Peer-Reviewed Journal Details
Mandatory Fields
Sheehy, EM;Lehane, E;Quinn, E;Livingstone, V;Redmond, HP;Corrigan, MA
2018
December
Clinical Breast Cancer
Information Needs of Patients With Breast Cancer at Years One, Three, and Five After Diagnosis
Validated
WOS: 6 ()
Optional Fields
SUPPORTIVE CARE NEEDS RECEIVING CHEMOTHERAPY WOMEN SATISFACTION PREFERENCES PREDICTORS AWARENESS SEEKING MEN
18
1269
1275

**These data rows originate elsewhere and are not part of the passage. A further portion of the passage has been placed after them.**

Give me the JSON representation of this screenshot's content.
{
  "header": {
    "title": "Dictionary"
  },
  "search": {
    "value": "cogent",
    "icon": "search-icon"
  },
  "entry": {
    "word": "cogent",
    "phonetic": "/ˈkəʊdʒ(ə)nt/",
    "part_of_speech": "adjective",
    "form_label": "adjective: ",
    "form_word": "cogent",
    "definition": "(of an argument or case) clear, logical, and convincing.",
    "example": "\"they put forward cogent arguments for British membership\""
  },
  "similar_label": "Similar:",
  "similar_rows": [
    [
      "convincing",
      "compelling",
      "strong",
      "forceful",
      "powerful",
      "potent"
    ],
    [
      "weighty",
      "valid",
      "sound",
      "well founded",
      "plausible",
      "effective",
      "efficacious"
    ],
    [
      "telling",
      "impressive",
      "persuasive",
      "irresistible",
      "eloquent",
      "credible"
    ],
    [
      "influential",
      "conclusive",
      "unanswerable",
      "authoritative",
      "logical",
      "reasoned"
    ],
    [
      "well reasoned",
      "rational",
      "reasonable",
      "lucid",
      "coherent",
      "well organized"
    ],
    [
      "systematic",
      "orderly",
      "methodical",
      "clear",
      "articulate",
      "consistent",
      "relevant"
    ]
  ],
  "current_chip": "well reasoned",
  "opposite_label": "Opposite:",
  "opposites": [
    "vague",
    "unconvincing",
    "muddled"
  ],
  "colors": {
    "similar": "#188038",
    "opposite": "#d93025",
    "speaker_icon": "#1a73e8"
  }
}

We examined whether a difference exists in the information needs among breast cancer patients as time passes from the diagnosis. The questionnaire was administered to patients in an outpatient clinic setting in Cork University Hospital. The results of the study showed no differences in the median scores at 1, 3, and 5 years after the diagnosis; however, the information need was high throughout and was the most high for the disease process. Introduction: The information needs of breast cancer patients at diagnosis have been studied extensively. However, with cancer survival improving, the era of cancer care has entered a more chronic phase with an associated paucity of data related to longer term information requirements. The aim of the present study was to assess and compare the information needs of breast cancer patients during the first 5 years after the diagnosis. Patients and Methods: A total of 105 follow-up consecutive patients presenting to a tertiary referral breast cancer center from August to October 2017 were recruited. The patients were divided into groups by the years after the diagnosis (1, 3, and 5 years). Each patient completed the Toronto Information Needs Questionnaire for Breast Cancer. Results: The number of patients in each group was as follows: 23 at 1 year, 38 at 3 years, and 44 at 5 years after the initial diagnosis. The median Toronto Information Needs Questionnaire for Breast Cancer score was 4.15 on a 5-point Likert scale of breast cancer information needs (1, not important to 5, extremely important). No difference was found in the median scores at 1, 3, and 5 years. Information pertaining to the disease process was rated as most important (median, 4.50), and information regarding the psychosocial aspect of disease was ranked lowest (median, 3.75). Conclusion: The information needs of patients with breast cancer remain high throughout the follow-up period after the diagnosis. In an era of prolonged survival, attention to the information needs of patients at follow-up examinations is as important as at the time of diagnosis and treatment. (C) 2018 Elsevier Inc. All rights reserved.
DALLAS
1526-8209
10.1016/j.clbc.2018.06.007
Grant Details